For once, I found myself not regretting what I had missed. This was growth for me. Major growth. Thinking back to just last year, I remember sitting in my car screaming at myself as the Sycamore tornado in Illinois was occurring while I was a mere two hours away. I've missed tornadoes before, I continue to remind myself. I would rather focus on what's in front of me and acknowledging that I am here. At the time of the Morton tornado, I was staring at monoliths as the sun grazed their peaks for brief, fleeting moments. I completely forgot about the wild weather we missed.

I look back on how my trip played out overall and I can only help but smile and reminisce on some of the memories I made when I reminded myself to put the camera down. Since I took up photography seven years ago, I've been utterly addicted to the sensation of creating something with the click of a shutter. I've fallen in love with the ability to craft my own form of art that is unique to my perspective and feelings, and offer it for the world to see. What I began noticing, however, was I became too invested with looking through my viewfinder. I missed moments through my own eyes because I was so focused on capturing the shot. I have images to show for it, but in a way, I lack some very fond memories that others have because I would rather choose to change my ISO than enjoy what was in front of me. My goal for this year, especially this trip, was to keep my camera in my bag and soak in the views, and soak in the good company around me.

I don't need to be shooting all the time.

On our way back to Colorado from Utah, we chose to take a scenic route. We trekked across i70 and then south through Breckenridge to view some towering mountains and winding roads while trees stared us down on each side, seemingly waving to us as we drove by. One reason we chose to make this route was to stop along the way. It was a seven hour drive, yet we expected it to be maybe nine or ten. Don't get me wrong, we stopped briefly, but only once or twice. Other than that, I kept my camera in it's bag as I soaked in the beauty around us. It's a memory I'm holding close to my heart moving forward, and a memory that one day I hope to tell my kids about. After all, aside from the views, I had more friends to see, and some to meet for the first time.

Upon arriving back in Colorado, I finally had the chance to see someone that I had been eager to meet for nearly half a year.

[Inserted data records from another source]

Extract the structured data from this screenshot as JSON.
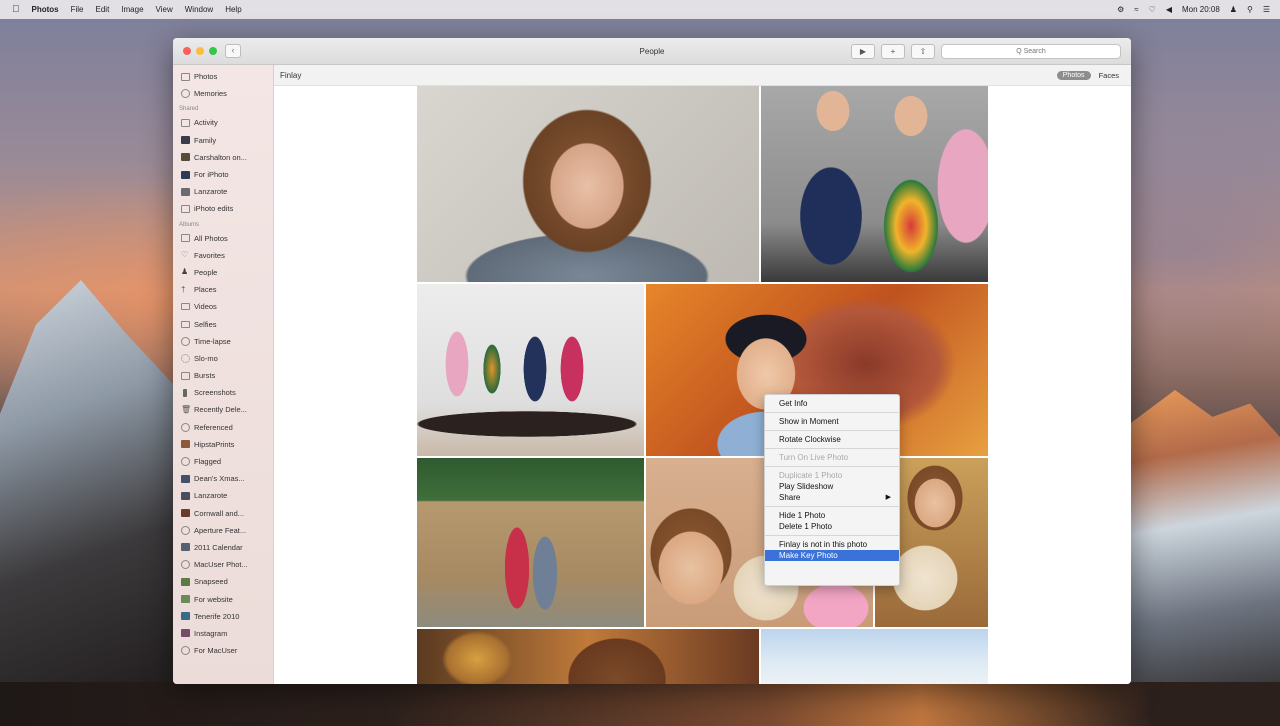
{
  "menubar": {
    "app": "Photos",
    "items": [
      "File",
      "Edit",
      "Image",
      "View",
      "Window",
      "Help"
    ],
    "clock": "Mon 20:08"
  },
  "window": {
    "title": "People",
    "search_placeholder": "Q Search",
    "back_glyph": "‹",
    "breadcrumb": "Finlay",
    "segment": {
      "photos": "Photos",
      "faces": "Faces"
    }
  },
  "sidebar": {
    "top": [
      {
        "label": "Photos",
        "icon": "photos-icon"
      },
      {
        "label": "Memories",
        "icon": "memories-icon"
      }
    ],
    "shared_head": "Shared",
    "shared": [
      {
        "label": "Activity",
        "icon": "activity-icon"
      },
      {
        "label": "Family",
        "icon": "album-thumb-icon"
      },
      {
        "label": "Carshalton on...",
        "icon": "album-thumb-icon"
      },
      {
        "label": "For iPhoto",
        "icon": "album-thumb-icon"
      },
      {
        "label": "Lanzarote",
        "icon": "album-thumb-icon"
      },
      {
        "label": "iPhoto edits",
        "icon": "album-icon"
      }
    ],
    "albums_head": "Albums",
    "albums": [
      {
        "label": "All Photos",
        "icon": "album-icon"
      },
      {
        "label": "Favorites",
        "icon": "heart-icon"
      },
      {
        "label": "People",
        "icon": "person-icon"
      },
      {
        "label": "Places",
        "icon": "pin-icon"
      },
      {
        "label": "Videos",
        "icon": "video-icon"
      },
      {
        "label": "Selfies",
        "icon": "selfie-icon"
      },
      {
        "label": "Time-lapse",
        "icon": "timelapse-icon"
      },
      {
        "label": "Slo-mo",
        "icon": "slomo-icon"
      },
      {
        "label": "Bursts",
        "icon": "bursts-icon"
      },
      {
        "label": "Screenshots",
        "icon": "screenshot-icon"
      },
      {
        "label": "Recently Dele...",
        "icon": "trash-icon"
      },
      {
        "label": "Referenced",
        "icon": "referenced-icon"
      },
      {
        "label": "HipstaPrints",
        "icon": "album-thumb-icon"
      },
      {
        "label": "Flagged",
        "icon": "flag-icon"
      },
      {
        "label": "Dean's Xmas...",
        "icon": "album-thumb-icon"
      },
      {
        "label": "Lanzarote",
        "icon": "album-thumb-icon"
      },
      {
        "label": "Cornwall and...",
        "icon": "album-thumb-icon"
      },
      {
        "label": "Aperture Feat...",
        "icon": "album-icon"
      },
      {
        "label": "2011 Calendar",
        "icon": "album-thumb-icon"
      },
      {
        "label": "MacUser Phot...",
        "icon": "album-icon"
      },
      {
        "label": "Snapseed",
        "icon": "album-thumb-icon"
      },
      {
        "label": "For website",
        "icon": "album-thumb-icon"
      },
      {
        "label": "Tenerife 2010",
        "icon": "album-thumb-icon"
      },
      {
        "label": "Instagram",
        "icon": "album-thumb-icon"
      },
      {
        "label": "For MacUser",
        "icon": "album-icon"
      }
    ]
  },
  "context_menu": {
    "items": [
      {
        "label": "Get Info",
        "state": "normal"
      },
      {
        "label": "Show in Moment",
        "state": "normal"
      },
      {
        "label": "Rotate Clockwise",
        "state": "normal"
      },
      {
        "label": "Turn On Live Photo",
        "state": "disabled"
      },
      {
        "label": "Duplicate 1 Photo",
        "state": "disabled"
      },
      {
        "label": "Play Slideshow",
        "state": "normal"
      },
      {
        "label": "Share",
        "state": "normal"
      },
      {
        "label": "Hide 1 Photo",
        "state": "normal"
      },
      {
        "label": "Delete 1 Photo",
        "state": "normal"
      },
      {
        "label": "Finlay is not in this photo",
        "state": "normal"
      },
      {
        "label": "Make Key Photo",
        "state": "highlighted"
      }
    ],
    "share_arrow": "▶"
  },
  "colors": {
    "accent": "#3b72d9",
    "selection": "#5b8ed6",
    "close": "#fc605c",
    "minimize": "#fdbc40",
    "zoom": "#34c84a"
  }
}
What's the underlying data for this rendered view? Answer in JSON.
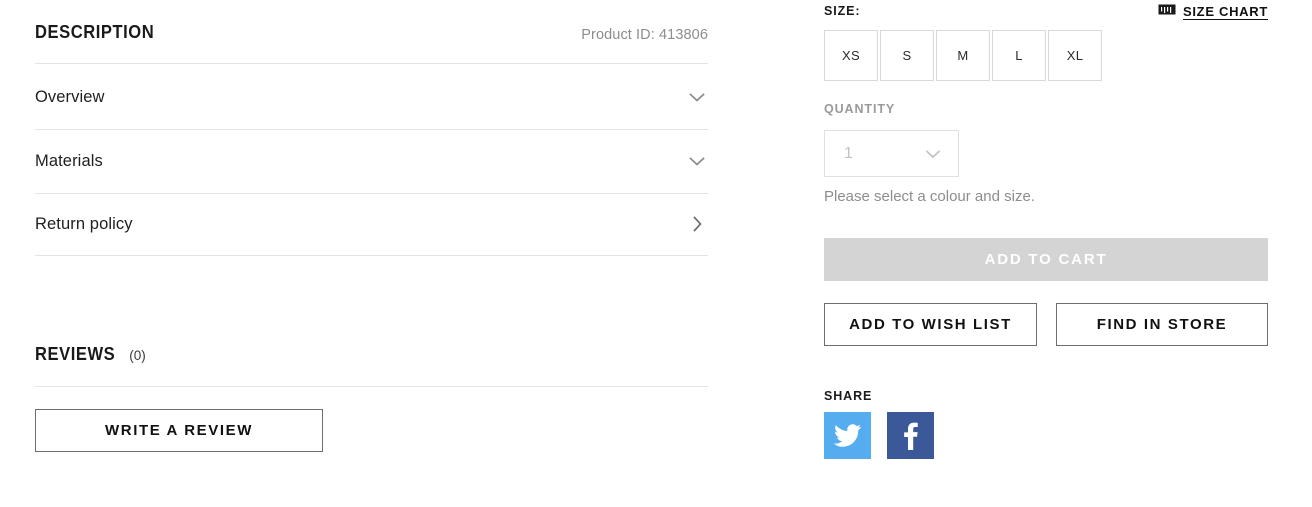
{
  "description": {
    "heading": "DESCRIPTION",
    "product_id_label": "Product ID: 413806",
    "accordion": [
      {
        "label": "Overview",
        "icon": "chevron-down-icon"
      },
      {
        "label": "Materials",
        "icon": "chevron-down-icon"
      },
      {
        "label": "Return policy",
        "icon": "chevron-right-icon"
      }
    ]
  },
  "reviews": {
    "heading": "REVIEWS",
    "count": "(0)",
    "write_review_label": "Write a Review"
  },
  "purchase": {
    "size_label": "SIZE:",
    "size_chart_label": "Size Chart",
    "size_chart_icon": "ruler-icon",
    "sizes": [
      {
        "label": "XS"
      },
      {
        "label": "S"
      },
      {
        "label": "M"
      },
      {
        "label": "L"
      },
      {
        "label": "XL"
      }
    ],
    "quantity_label": "QUANTITY",
    "quantity_value": "1",
    "quantity_icon": "chevron-down-icon",
    "helper_text": "Please select a colour and size.",
    "add_to_cart_label": "Add to Cart",
    "add_to_wish_list_label": "Add to Wish List",
    "find_in_store_label": "Find in Store"
  },
  "share": {
    "label": "SHARE",
    "items": [
      {
        "name": "twitter-icon",
        "color": "#55ACEE"
      },
      {
        "name": "facebook-icon",
        "color": "#3B5998"
      }
    ]
  }
}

Since the moment we connected for the first time, Lisa and I developed a close friendship over the previous handful of months leading up to May. We found ourselves cracking similar jokes, seemingly mirrored music tastes, and a connection like no other when it came to persuading each-other's lives with the phrase, "we ball," no matter the circumstances. To finally meet Lisa in person was a favorite memory from this trip that I am so glad I was able to make. Although we only had roughly sixteen hours together, we exceeded our expectations of fun for the limited time we had together. Margaritas, music videos, a 6am wake up call to get coffee and diet coke all cobbled up into less than a day, made this the highlight of my trip. I'm already looking at flights to Texas to wreak havoc on her home. All in all, my favorite memory of my chase-cation didn't involve my camera, and it didn't involve storms.

It simply involved people.

I won't ignore the fact that my goal of this trip was to chase storms. I didn't intend to chase as little as I did and see zero tornadoes, but reiterating my previous point: I have no regrets. I found smiles where storms weren't and that's what I believe chase-cation is all about. Finding smiles during the in between.

I'll forever cherish the time spent in Utah with my friends blasting The Incredibles soundtrack, or racing to Colorado in the midst of a snowstorm, throwing a football around at a random Nebraska gas station, praising the arrival of cinnamon rolls for hotel breakfast, or the countless hours spent in the car just talking, laughing, telling stories, and going through McDonald's drive-thrus. I still have thousands of photos to sift through and edit, but that will come with time.

For now, I'm simply going to appreciate. I'm beyond privileged to chase Mother Nature's fury, travel this planet in search of new landscapes, and surround myself with good people wherever I go.

4,000 miles later, I'm home, still smiling with no regrets.

151 views0 comments
bottom of page